## Action item
The word "content" marks the lines to report; pull each of them from the listing.
Top of Data to use
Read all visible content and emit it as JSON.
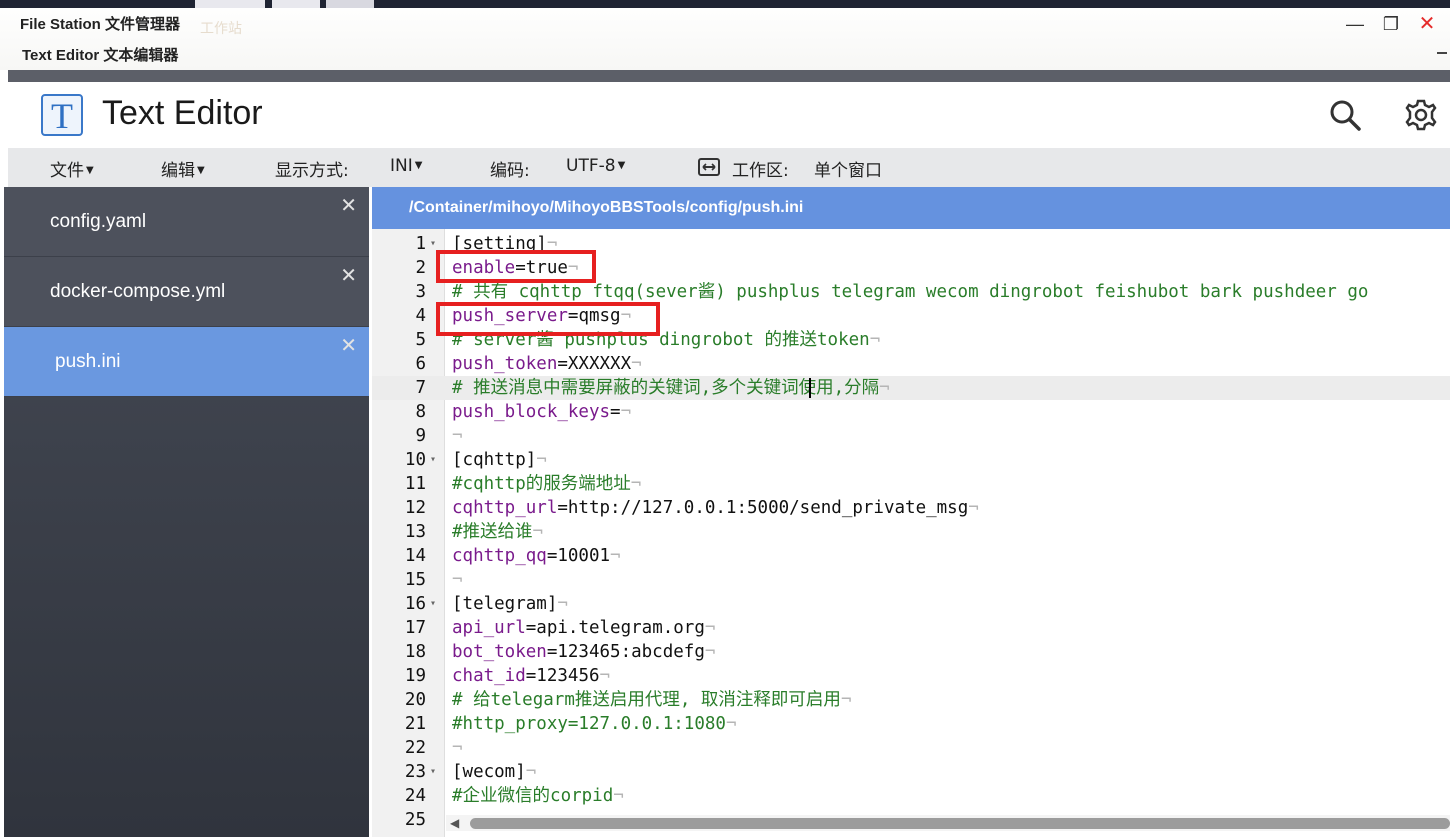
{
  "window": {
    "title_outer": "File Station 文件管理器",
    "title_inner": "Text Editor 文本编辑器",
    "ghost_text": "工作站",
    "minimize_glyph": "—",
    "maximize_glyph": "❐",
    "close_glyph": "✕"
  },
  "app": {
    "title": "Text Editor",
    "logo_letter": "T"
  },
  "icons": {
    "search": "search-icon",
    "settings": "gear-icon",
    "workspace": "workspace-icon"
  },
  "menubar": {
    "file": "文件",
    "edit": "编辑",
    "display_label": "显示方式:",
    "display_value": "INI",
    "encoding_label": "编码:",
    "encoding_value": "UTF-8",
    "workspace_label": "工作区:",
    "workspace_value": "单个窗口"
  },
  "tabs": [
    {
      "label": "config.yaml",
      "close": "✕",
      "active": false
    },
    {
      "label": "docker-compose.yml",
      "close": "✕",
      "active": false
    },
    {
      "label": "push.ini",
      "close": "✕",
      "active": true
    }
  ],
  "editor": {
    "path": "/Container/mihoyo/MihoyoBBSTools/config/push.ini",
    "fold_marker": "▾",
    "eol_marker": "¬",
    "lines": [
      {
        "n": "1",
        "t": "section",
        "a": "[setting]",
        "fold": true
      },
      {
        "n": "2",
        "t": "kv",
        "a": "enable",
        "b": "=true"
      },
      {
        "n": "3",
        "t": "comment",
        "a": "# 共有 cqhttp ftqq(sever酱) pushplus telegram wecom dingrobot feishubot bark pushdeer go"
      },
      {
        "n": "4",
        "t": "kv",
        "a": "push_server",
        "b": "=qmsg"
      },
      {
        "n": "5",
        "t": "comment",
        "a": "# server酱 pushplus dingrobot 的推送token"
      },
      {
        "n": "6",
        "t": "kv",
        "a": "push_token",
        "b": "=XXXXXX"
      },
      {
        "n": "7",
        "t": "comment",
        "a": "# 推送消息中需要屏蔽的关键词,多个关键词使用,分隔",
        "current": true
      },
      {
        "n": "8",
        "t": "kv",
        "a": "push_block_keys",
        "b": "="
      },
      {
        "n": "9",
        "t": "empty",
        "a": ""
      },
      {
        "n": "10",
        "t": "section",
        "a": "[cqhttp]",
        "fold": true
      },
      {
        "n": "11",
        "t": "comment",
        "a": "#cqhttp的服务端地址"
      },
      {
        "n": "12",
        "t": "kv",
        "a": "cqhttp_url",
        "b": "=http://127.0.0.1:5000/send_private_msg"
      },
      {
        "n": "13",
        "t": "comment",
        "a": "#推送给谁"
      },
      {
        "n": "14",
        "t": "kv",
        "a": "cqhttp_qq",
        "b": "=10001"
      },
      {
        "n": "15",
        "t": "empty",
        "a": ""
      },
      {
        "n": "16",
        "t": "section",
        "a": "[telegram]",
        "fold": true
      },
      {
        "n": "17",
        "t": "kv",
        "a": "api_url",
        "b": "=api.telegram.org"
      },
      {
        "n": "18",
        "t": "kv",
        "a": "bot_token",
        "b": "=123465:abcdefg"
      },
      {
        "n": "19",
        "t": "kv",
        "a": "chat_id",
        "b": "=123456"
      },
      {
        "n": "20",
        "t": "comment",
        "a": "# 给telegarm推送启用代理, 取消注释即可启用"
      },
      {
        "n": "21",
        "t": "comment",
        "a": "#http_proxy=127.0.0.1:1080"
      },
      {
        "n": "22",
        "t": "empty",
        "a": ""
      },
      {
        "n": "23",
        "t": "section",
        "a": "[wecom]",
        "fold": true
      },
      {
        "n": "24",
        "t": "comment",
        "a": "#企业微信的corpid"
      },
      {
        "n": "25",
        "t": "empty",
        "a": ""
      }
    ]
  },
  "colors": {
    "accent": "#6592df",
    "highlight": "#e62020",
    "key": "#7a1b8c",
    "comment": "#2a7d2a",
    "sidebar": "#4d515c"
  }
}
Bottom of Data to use
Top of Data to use
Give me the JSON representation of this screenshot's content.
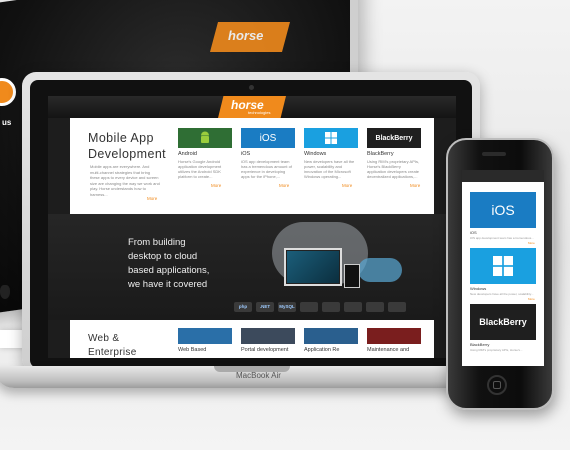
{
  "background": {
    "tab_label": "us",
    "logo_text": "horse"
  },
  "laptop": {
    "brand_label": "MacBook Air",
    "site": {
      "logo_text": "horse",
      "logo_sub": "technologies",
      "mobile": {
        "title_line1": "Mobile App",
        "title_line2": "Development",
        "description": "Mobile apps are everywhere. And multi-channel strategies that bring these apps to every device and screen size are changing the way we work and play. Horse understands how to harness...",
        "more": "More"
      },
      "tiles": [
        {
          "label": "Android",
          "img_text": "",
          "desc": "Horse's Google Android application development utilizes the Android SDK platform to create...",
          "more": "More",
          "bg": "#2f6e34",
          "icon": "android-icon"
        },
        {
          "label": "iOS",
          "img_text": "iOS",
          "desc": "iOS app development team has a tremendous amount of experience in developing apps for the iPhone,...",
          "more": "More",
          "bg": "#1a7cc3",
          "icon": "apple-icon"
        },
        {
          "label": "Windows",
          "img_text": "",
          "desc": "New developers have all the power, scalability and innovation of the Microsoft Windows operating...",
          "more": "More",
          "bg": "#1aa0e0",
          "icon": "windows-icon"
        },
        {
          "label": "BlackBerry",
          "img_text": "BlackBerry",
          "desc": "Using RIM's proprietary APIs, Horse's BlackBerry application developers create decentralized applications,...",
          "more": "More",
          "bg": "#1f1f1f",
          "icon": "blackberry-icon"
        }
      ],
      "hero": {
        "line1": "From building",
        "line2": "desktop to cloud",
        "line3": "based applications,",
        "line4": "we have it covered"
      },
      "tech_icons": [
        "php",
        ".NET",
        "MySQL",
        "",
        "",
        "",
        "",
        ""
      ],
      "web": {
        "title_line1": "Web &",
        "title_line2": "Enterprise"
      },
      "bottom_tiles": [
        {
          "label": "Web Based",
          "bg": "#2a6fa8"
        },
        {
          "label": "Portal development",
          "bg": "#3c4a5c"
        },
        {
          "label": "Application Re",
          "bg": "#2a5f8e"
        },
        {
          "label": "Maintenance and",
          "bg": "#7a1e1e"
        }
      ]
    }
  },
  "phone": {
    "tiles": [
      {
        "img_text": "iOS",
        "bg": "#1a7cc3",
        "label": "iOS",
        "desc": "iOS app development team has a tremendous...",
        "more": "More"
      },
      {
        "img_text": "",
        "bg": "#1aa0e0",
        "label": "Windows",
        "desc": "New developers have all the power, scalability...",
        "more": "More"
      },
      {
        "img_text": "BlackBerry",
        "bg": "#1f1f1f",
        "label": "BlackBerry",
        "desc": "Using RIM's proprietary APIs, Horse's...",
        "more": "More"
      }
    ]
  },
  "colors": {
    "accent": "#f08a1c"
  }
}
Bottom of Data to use
## Result of the exercise
Read all visible content and emit it as JSON.
Give me the JSON representation of this screenshot's content.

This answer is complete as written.